Inheriting someone else’s child probably wasn’t in your picture-perfect family of the future, right?
When you think of your picture perfect family, you might not have imagined that you’d be seeking advice on step parenting, but if your significant other has a child – or children – from a previous relationship, you might be trying to find some step parenting advice to help you with your new role. How do you deal with this transition, develop a relationship with the child and keep it cool with his other parent? Nikki Sulaica, a psychologist with Henry Ford Health System’s Behavioral Health Services, offers her top 10 step parenting tips on how to develop a positive relationship with your new stepchild.
Have realistic expectations. For her first bit of advice for step parents, Sulaica recommends that new stepparents head into the relationship with their stepkids with an open mind. Realize that the kid may not be your best friend at first.
“You have to keep it realistic,” she says. “It might not be rainbows and sunshine. Don’t go into it just assuming the child has to see (you) as a parent figure and that they have to like (you).”
Keep it low pressure. “If the child can see you as someone who has their best interest in mind, it is more likely that they will see you as positive,” she says. Stepparents can’t expect an instant relationship, nor can they force one, so be sure to keep the pressure off and in time, the child might warm up.
Take away their ammunition. Sulaica stresses to take away all reasons a child may not want to have a connection with their stepparent. Promoting a relationship with a child, keeping a positive outlook on their parents and having tons of patience are key pieces of advice for step parents.
“Kids can pick up on where your intention is at, so if a kids sees a stepparent treating their parents well, they pick up on it,” she says.

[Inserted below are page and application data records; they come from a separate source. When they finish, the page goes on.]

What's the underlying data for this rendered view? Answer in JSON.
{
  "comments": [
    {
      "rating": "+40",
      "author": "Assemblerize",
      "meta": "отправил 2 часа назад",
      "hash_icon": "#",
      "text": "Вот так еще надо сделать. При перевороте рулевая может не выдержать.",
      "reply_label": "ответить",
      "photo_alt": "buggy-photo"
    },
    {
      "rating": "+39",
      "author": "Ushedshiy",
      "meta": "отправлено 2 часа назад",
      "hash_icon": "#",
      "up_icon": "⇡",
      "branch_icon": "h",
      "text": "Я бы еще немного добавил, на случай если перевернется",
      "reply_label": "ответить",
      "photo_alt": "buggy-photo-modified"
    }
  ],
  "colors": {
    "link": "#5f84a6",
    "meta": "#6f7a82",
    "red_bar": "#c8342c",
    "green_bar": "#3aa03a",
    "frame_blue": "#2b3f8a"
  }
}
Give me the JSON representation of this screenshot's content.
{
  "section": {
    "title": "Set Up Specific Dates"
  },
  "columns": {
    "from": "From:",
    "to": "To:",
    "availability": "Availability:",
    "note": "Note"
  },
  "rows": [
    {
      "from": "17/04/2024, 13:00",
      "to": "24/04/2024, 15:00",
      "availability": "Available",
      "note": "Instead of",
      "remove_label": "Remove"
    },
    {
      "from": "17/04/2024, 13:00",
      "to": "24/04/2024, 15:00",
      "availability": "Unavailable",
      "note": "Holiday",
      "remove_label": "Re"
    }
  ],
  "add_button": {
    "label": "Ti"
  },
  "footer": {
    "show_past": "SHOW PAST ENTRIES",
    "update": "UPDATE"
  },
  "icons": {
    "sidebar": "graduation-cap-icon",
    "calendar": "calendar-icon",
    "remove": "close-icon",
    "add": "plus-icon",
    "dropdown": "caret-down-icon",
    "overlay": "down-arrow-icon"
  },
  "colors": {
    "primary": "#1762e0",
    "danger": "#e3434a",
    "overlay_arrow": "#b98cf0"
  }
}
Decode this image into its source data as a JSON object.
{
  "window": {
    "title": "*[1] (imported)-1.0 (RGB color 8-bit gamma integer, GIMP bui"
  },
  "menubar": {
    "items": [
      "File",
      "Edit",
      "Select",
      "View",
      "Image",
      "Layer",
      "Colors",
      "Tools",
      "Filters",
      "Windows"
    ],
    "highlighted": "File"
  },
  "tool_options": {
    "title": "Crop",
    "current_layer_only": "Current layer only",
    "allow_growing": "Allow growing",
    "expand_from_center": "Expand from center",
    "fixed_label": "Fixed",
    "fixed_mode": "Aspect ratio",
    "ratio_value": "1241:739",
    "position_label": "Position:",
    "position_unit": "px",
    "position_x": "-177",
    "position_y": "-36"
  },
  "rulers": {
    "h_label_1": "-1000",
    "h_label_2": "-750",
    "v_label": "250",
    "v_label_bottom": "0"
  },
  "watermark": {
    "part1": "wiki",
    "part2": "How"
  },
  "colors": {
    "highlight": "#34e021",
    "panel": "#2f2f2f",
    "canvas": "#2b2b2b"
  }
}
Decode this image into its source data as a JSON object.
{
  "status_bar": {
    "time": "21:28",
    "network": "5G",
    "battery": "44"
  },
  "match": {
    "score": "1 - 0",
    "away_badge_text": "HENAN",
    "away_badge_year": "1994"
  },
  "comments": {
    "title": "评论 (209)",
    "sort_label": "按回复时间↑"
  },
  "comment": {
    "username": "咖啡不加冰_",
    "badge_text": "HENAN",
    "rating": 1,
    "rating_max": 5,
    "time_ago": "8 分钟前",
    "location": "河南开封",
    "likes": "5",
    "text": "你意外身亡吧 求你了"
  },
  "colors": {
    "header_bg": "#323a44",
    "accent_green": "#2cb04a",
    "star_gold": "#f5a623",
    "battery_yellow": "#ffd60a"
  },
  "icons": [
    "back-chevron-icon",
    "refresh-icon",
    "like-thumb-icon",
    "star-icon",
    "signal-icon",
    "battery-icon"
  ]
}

Don’t take things personally. Just because your stepchild isn’t into this whole “stepchild” label doesn’t mean that he doesn’t like you. He might have some unresolved issues to work out before he opens up. “A lot of kids are initially resistant, not because their stepparents are bad, but because they are still healing from the divorce of their parents,” Sulaica says.
Acknowledge the loss of a lost parent. If you find yourself in the unfortunate situation of coming into a family that lost a parent, remember this key piece of step parenting advice: acknowledge the child’s loss and give honor to that family member.
“You are not replacing the family member,” Sulaica explains. “You are really redefining the family unit. It’s key to do new things so that the family structure is new and different – so that it’s created together.”
Make time for the kids. It’s a unique relationship and making time for it is important. “The grass is greenest when you water it,” Sulaica says. Once you have earned the relationship with the child, you must make the time to spend with the child and talk about things going on in the family if you want the relationship to continue to grow, she adds.
Avoid creating competition with the other parent. It’s true, you aren’t their parent and that might come up at some point. Sulaica offers this as one of her step parenting tips: Get that conversation out of the way early by explaining that you care about them, but are not trying to take the place of their mom or dad. She also adds that a stepparent should avoid speaking ill of the other parent, especially in front of older kids.
“They’ve got alliances with both parents and that can get messy,” she says. “If you don’t have anything nice to say, don’t say anything at all.”
Keep meeting the other parent low stress. Avoid inviting your stepson’s mom or dad over to the house. Instead, invite them out for a fun family activity on neutral ground. It prevents the awkward interactions and keeps it low pressure for the parent.
“(This way), it’s not all about meeting the other person, it’s about doing something together,” Sulaica explains. “A side-effect of the activity is that you get to connect with one another.”
Work as a team when it comes to discipline. Should step parents discipline a child? That’s a common question and concern. Even if you’re taking on a type of parenting role, they shouldn’t be providing the primary discipline. That should come from mom and dad and the step parent should follow suit, Sulaica explains. If you are at the point in the relationship when the child approaches you with sensitive information, it’s important to thank them for coming to you, but explain you must tell mom and dad because you are part of their team.
If you can’t get along with the other parent, keep if short. It’s the final piece of step parenting advice. If you have tried everything, but still can’t get along with the other parent, don’t force it. Keep time with that parent short and sweet. “Try to mend as much as possible, but if you can’t have any positive interaction, and that totally happens, you really need to minimize interactions,” Sulaica says.
Photo courtesy Disney